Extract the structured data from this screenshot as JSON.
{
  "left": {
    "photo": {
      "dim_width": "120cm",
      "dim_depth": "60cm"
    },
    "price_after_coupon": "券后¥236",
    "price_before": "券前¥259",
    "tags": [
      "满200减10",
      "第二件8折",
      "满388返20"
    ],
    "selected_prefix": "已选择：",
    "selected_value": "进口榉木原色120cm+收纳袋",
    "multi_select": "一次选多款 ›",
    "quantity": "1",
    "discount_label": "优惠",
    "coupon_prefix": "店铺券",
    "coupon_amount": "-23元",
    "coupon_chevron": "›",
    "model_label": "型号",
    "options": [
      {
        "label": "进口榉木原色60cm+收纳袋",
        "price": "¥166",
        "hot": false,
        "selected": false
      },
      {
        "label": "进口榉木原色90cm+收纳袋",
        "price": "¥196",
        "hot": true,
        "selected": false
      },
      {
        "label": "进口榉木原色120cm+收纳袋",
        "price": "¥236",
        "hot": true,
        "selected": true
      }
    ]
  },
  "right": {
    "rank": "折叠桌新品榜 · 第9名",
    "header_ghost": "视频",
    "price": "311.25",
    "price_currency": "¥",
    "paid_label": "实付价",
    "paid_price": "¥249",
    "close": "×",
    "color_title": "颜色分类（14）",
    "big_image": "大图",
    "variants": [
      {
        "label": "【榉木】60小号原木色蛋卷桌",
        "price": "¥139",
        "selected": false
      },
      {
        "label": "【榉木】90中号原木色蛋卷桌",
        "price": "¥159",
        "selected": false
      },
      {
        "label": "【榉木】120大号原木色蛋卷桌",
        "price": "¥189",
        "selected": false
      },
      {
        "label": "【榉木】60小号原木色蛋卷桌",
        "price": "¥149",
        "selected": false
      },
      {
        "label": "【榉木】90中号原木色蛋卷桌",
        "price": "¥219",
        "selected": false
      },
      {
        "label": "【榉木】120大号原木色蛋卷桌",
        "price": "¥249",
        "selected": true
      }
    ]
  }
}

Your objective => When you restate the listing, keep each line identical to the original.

Solution for this task =>
Extract the structured data from this screenshot as JSON.
{
  "left": {
    "photo": {
      "dim_width": "120cm",
      "dim_depth": "60cm"
    },
    "price_after_coupon": "券后¥236",
    "price_before": "券前¥259",
    "tags": [
      "满200减10",
      "第二件8折",
      "满388返20"
    ],
    "selected_prefix": "已选择：",
    "selected_value": "进口榉木原色120cm+收纳袋",
    "multi_select": "一次选多款 ›",
    "quantity": "1",
    "discount_label": "优惠",
    "coupon_prefix": "店铺券",
    "coupon_amount": "-23元",
    "coupon_chevron": "›",
    "model_label": "型号",
    "options": [
      {
        "label": "进口榉木原色60cm+收纳袋",
        "price": "¥166",
        "hot": false,
        "selected": false
      },
      {
        "label": "进口榉木原色90cm+收纳袋",
        "price": "¥196",
        "hot": true,
        "selected": false
      },
      {
        "label": "进口榉木原色120cm+收纳袋",
        "price": "¥236",
        "hot": true,
        "selected": true
      }
    ]
  },
  "right": {
    "rank": "折叠桌新品榜 · 第9名",
    "header_ghost": "视频",
    "price": "311.25",
    "price_currency": "¥",
    "paid_label": "实付价",
    "paid_price": "¥249",
    "close": "×",
    "color_title": "颜色分类（14）",
    "big_image": "大图",
    "variants": [
      {
        "label": "【榉木】60小号原木色蛋卷桌",
        "price": "¥139",
        "selected": false
      },
      {
        "label": "【榉木】90中号原木色蛋卷桌",
        "price": "¥159",
        "selected": false
      },
      {
        "label": "【榉木】120大号原木色蛋卷桌",
        "price": "¥189",
        "selected": false
      },
      {
        "label": "【榉木】60小号原木色蛋卷桌",
        "price": "¥149",
        "selected": false
      },
      {
        "label": "【榉木】90中号原木色蛋卷桌",
        "price": "¥219",
        "selected": false
      },
      {
        "label": "【榉木】120大号原木色蛋卷桌",
        "price": "¥249",
        "selected": true
      }
    ]
  }
}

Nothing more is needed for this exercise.